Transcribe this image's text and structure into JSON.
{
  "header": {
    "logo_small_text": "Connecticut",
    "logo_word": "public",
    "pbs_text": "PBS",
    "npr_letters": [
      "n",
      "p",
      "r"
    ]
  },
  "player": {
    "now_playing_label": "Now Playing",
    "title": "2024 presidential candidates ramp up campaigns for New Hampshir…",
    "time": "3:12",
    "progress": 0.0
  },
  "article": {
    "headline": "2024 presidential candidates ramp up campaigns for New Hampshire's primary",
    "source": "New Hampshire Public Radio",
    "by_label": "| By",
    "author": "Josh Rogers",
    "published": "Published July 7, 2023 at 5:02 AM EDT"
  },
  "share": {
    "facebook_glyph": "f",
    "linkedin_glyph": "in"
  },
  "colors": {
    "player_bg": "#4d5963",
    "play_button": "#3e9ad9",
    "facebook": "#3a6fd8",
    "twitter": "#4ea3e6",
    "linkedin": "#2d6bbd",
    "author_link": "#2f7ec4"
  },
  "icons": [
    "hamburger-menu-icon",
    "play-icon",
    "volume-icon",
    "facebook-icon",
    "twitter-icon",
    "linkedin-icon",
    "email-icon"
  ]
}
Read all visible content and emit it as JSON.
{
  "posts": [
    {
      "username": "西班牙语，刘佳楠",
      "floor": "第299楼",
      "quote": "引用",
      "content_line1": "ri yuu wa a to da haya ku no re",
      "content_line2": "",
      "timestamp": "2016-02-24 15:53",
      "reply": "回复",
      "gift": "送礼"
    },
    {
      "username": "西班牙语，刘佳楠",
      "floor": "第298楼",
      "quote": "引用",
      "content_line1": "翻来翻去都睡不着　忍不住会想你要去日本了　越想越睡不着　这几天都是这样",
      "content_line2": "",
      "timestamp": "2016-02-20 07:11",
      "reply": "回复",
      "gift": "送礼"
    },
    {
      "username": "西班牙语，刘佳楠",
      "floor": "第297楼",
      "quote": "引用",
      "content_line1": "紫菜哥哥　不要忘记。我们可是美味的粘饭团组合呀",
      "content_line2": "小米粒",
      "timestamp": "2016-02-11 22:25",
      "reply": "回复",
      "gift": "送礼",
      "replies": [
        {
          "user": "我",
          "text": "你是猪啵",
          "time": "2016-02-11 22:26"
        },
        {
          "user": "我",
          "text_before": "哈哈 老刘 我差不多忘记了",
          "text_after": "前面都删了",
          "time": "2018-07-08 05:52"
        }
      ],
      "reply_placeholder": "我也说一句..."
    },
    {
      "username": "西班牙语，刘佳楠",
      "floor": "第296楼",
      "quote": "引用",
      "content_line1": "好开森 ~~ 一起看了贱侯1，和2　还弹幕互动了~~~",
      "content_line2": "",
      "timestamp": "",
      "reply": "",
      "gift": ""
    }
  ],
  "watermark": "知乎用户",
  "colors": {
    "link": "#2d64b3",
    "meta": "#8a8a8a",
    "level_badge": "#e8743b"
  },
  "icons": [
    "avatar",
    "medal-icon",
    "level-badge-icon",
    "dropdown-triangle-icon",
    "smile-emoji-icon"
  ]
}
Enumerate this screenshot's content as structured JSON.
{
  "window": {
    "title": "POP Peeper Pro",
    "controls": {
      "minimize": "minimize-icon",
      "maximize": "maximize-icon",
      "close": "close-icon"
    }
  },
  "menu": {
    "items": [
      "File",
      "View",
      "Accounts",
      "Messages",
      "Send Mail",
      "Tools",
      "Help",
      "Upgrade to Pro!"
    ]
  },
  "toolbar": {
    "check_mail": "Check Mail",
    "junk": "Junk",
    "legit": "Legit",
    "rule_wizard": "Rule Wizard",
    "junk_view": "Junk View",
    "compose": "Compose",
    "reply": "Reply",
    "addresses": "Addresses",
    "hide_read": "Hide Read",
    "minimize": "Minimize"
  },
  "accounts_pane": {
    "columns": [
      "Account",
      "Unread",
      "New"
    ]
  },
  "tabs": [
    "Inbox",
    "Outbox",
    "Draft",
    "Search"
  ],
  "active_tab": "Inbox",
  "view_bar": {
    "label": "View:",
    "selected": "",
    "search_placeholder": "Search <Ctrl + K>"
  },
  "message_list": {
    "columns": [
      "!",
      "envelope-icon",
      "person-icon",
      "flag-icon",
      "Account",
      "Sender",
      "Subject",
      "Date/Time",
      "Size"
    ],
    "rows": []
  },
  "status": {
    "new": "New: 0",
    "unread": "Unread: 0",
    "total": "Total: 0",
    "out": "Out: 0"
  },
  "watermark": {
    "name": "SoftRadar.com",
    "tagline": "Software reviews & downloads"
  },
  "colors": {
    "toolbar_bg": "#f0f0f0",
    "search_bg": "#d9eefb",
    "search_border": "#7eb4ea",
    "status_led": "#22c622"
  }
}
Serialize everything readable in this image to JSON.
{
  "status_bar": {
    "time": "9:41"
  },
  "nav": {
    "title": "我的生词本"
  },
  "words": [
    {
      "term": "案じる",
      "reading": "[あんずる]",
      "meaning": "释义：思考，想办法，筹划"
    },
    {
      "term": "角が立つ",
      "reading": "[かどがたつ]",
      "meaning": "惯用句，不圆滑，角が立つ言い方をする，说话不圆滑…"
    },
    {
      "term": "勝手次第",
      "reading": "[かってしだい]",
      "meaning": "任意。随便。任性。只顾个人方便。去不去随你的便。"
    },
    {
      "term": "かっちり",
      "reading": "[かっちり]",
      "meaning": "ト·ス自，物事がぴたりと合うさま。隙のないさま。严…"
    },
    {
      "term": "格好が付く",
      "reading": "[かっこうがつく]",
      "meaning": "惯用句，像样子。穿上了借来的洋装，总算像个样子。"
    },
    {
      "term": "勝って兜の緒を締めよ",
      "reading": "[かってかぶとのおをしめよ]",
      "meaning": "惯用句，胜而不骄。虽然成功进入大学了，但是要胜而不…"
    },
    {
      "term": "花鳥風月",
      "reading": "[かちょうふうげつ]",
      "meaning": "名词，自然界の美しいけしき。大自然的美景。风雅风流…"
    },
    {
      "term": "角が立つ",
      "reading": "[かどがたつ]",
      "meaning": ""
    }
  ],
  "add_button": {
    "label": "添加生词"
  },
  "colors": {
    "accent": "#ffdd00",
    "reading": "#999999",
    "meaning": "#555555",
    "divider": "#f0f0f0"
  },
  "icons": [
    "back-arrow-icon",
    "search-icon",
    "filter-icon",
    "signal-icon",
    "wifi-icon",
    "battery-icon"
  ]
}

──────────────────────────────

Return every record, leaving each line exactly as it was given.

Transcribe this image's text and structure into JSON.
{
  "header": {
    "logo_small_text": "Connecticut",
    "logo_word": "public",
    "pbs_text": "PBS",
    "npr_letters": [
      "n",
      "p",
      "r"
    ]
  },
  "player": {
    "now_playing_label": "Now Playing",
    "title": "2024 presidential candidates ramp up campaigns for New Hampshir…",
    "time": "3:12",
    "progress": 0.0
  },
  "article": {
    "headline": "2024 presidential candidates ramp up campaigns for New Hampshire's primary",
    "source": "New Hampshire Public Radio",
    "by_label": "| By",
    "author": "Josh Rogers",
    "published": "Published July 7, 2023 at 5:02 AM EDT"
  },
  "share": {
    "facebook_glyph": "f",
    "linkedin_glyph": "in"
  },
  "colors": {
    "player_bg": "#4d5963",
    "play_button": "#3e9ad9",
    "facebook": "#3a6fd8",
    "twitter": "#4ea3e6",
    "linkedin": "#2d6bbd",
    "author_link": "#2f7ec4"
  },
  "icons": [
    "hamburger-menu-icon",
    "play-icon",
    "volume-icon",
    "facebook-icon",
    "twitter-icon",
    "linkedin-icon",
    "email-icon"
  ]
}
Read all visible content and emit it as JSON.
{
  "posts": [
    {
      "username": "西班牙语，刘佳楠",
      "floor": "第299楼",
      "quote": "引用",
      "content_line1": "ri yuu wa a to da haya ku no re",
      "content_line2": "",
      "timestamp": "2016-02-24 15:53",
      "reply": "回复",
      "gift": "送礼"
    },
    {
      "username": "西班牙语，刘佳楠",
      "floor": "第298楼",
      "quote": "引用",
      "content_line1": "翻来翻去都睡不着　忍不住会想你要去日本了　越想越睡不着　这几天都是这样",
      "content_line2": "",
      "timestamp": "2016-02-20 07:11",
      "reply": "回复",
      "gift": "送礼"
    },
    {
      "username": "西班牙语，刘佳楠",
      "floor": "第297楼",
      "quote": "引用",
      "content_line1": "紫菜哥哥　不要忘记。我们可是美味的粘饭团组合呀",
      "content_line2": "小米粒",
      "timestamp": "2016-02-11 22:25",
      "reply": "回复",
      "gift": "送礼",
      "replies": [
        {
          "user": "我",
          "text": "你是猪啵",
          "time": "2016-02-11 22:26"
        },
        {
          "user": "我",
          "text_before": "哈哈 老刘 我差不多忘记了",
          "text_after": "前面都删了",
          "time": "2018-07-08 05:52"
        }
      ],
      "reply_placeholder": "我也说一句..."
    },
    {
      "username": "西班牙语，刘佳楠",
      "floor": "第296楼",
      "quote": "引用",
      "content_line1": "好开森 ~~ 一起看了贱侯1，和2　还弹幕互动了~~~",
      "content_line2": "",
      "timestamp": "",
      "reply": "",
      "gift": ""
    }
  ],
  "watermark": "知乎用户",
  "colors": {
    "link": "#2d64b3",
    "meta": "#8a8a8a",
    "level_badge": "#e8743b"
  },
  "icons": [
    "avatar",
    "medal-icon",
    "level-badge-icon",
    "dropdown-triangle-icon",
    "smile-emoji-icon"
  ]
}
Enumerate this screenshot's content as structured JSON.
{
  "window": {
    "title": "POP Peeper Pro",
    "controls": {
      "minimize": "minimize-icon",
      "maximize": "maximize-icon",
      "close": "close-icon"
    }
  },
  "menu": {
    "items": [
      "File",
      "View",
      "Accounts",
      "Messages",
      "Send Mail",
      "Tools",
      "Help",
      "Upgrade to Pro!"
    ]
  },
  "toolbar": {
    "check_mail": "Check Mail",
    "junk": "Junk",
    "legit": "Legit",
    "rule_wizard": "Rule Wizard",
    "junk_view": "Junk View",
    "compose": "Compose",
    "reply": "Reply",
    "addresses": "Addresses",
    "hide_read": "Hide Read",
    "minimize": "Minimize"
  },
  "accounts_pane": {
    "columns": [
      "Account",
      "Unread",
      "New"
    ]
  },
  "tabs": [
    "Inbox",
    "Outbox",
    "Draft",
    "Search"
  ],
  "active_tab": "Inbox",
  "view_bar": {
    "label": "View:",
    "selected": "",
    "search_placeholder": "Search <Ctrl + K>"
  },
  "message_list": {
    "columns": [
      "!",
      "envelope-icon",
      "person-icon",
      "flag-icon",
      "Account",
      "Sender",
      "Subject",
      "Date/Time",
      "Size"
    ],
    "rows": []
  },
  "status": {
    "new": "New: 0",
    "unread": "Unread: 0",
    "total": "Total: 0",
    "out": "Out: 0"
  },
  "watermark": {
    "name": "SoftRadar.com",
    "tagline": "Software reviews & downloads"
  },
  "colors": {
    "toolbar_bg": "#f0f0f0",
    "search_bg": "#d9eefb",
    "search_border": "#7eb4ea",
    "status_led": "#22c622"
  }
}
Serialize everything readable in this image to JSON.
{
  "status_bar": {
    "time": "9:41"
  },
  "nav": {
    "title": "我的生词本"
  },
  "words": [
    {
      "term": "案じる",
      "reading": "[あんずる]",
      "meaning": "释义：思考，想办法，筹划"
    },
    {
      "term": "角が立つ",
      "reading": "[かどがたつ]",
      "meaning": "惯用句，不圆滑，角が立つ言い方をする，说话不圆滑…"
    },
    {
      "term": "勝手次第",
      "reading": "[かってしだい]",
      "meaning": "任意。随便。任性。只顾个人方便。去不去随你的便。"
    },
    {
      "term": "かっちり",
      "reading": "[かっちり]",
      "meaning": "ト·ス自，物事がぴたりと合うさま。隙のないさま。严…"
    },
    {
      "term": "格好が付く",
      "reading": "[かっこうがつく]",
      "meaning": "惯用句，像样子。穿上了借来的洋装，总算像个样子。"
    },
    {
      "term": "勝って兜の緒を締めよ",
      "reading": "[かってかぶとのおをしめよ]",
      "meaning": "惯用句，胜而不骄。虽然成功进入大学了，但是要胜而不…"
    },
    {
      "term": "花鳥風月",
      "reading": "[かちょうふうげつ]",
      "meaning": "名词，自然界の美しいけしき。大自然的美景。风雅风流…"
    },
    {
      "term": "角が立つ",
      "reading": "[かどがたつ]",
      "meaning": ""
    }
  ],
  "add_button": {
    "label": "添加生词"
  },
  "colors": {
    "accent": "#ffdd00",
    "reading": "#999999",
    "meaning": "#555555",
    "divider": "#f0f0f0"
  },
  "icons": [
    "back-arrow-icon",
    "search-icon",
    "filter-icon",
    "signal-icon",
    "wifi-icon",
    "battery-icon"
  ]
}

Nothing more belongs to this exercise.